Noted for developing the ‘Clicks & Cuts’ aesthetic of music and rhythm found in damaged audio –scratched CDs, hardware noise –in the early 90s, Oval defined the Mille Plateux era of freeing sound from the artist’s vision via the non-determinism of glitch. Where Christian Marclay attempted to liberate noise via his Recycled Records sound collages in the 70s, Oval’s sonic compositions avoid any remnants of the original recording of his chosen medium, rather, opting to locate the rhythm and heartbeat of the glitches, clicks and scratches of his beloved machines.

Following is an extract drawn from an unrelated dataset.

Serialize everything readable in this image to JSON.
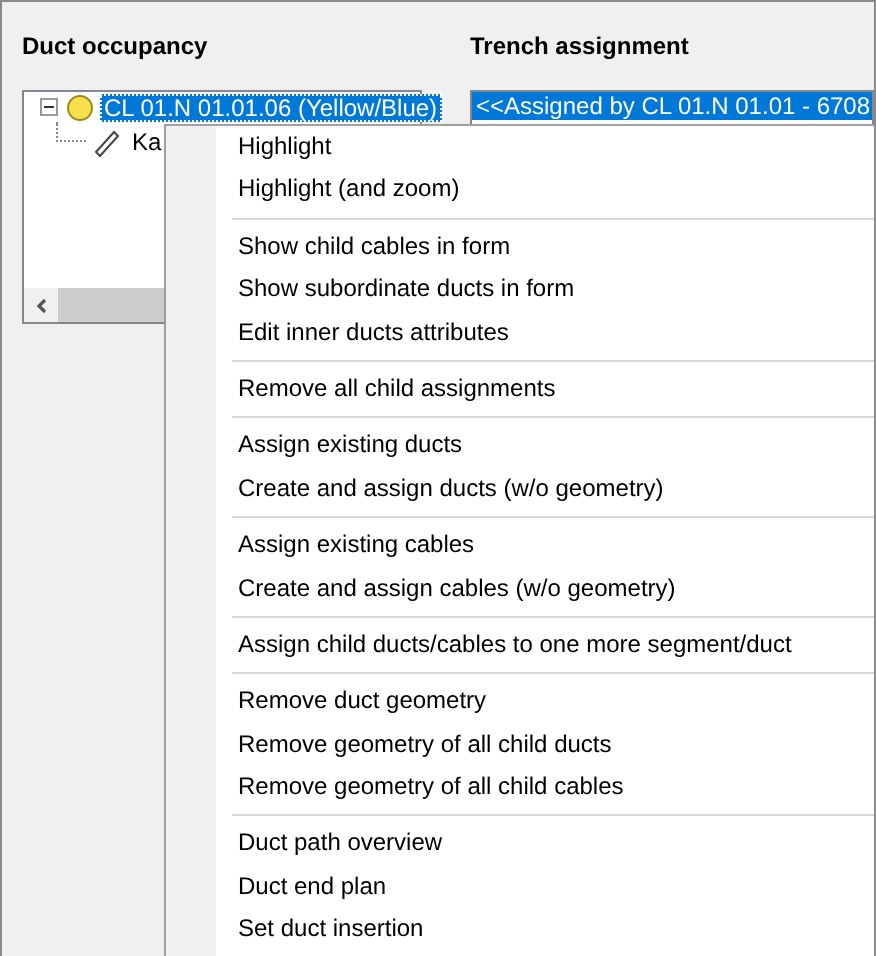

A lot of DNA sounds like nature.‘Australasia’ bounces within reverberating bubbles of oxygen, while ‘Kasino’ at once plummets from a clear sky of vocal birds to the anesthetized underwater sounds of bustling marine life. With no conscious direction, DNA travels along like a half-remembered dream, dozing off into the frenzied dial-up beats of ‘In+Love’ before being completely forgotten in the spatial distortion and skipping disc clicks of ‘Stealth’. Meanwhile, that ever-frustrated desire for pop music pay-off never eventuates, even as the final clamorous build-up of ‘Op’ fades into anything but a climax.
DNA is an extended retrospective. Here, 25 tracks run for over an hour and follow along a non-linear path, reflective of the rhisomatic structure of Oval’s music. Even the fact that DNA was meant to be released before the acoustic efforts of 2010’s O and the earlier Oh EP, as a compendium closer to Popp’s era of digital distortion, is appropriate. Because, not only has his oeuvre gathered meaning beyond artistic intent, but it also shows the disordered evolution of his work and his tracks. What was meant to welcome the more acoustic music of his most recent release comes only after the shift has been made. Meanwhile, by establishing a natural rhythm within the ostensibly unnatural realms of manmade electronics using auditory fragments, Popp eschews any semblance of ‘songs’ or ‘structure’ in these sonic snapshots. Instead, his music travels along a hazy plane of ambient sounds that, like nature, might seem random but are of a complex system lovingly assembled by its creator.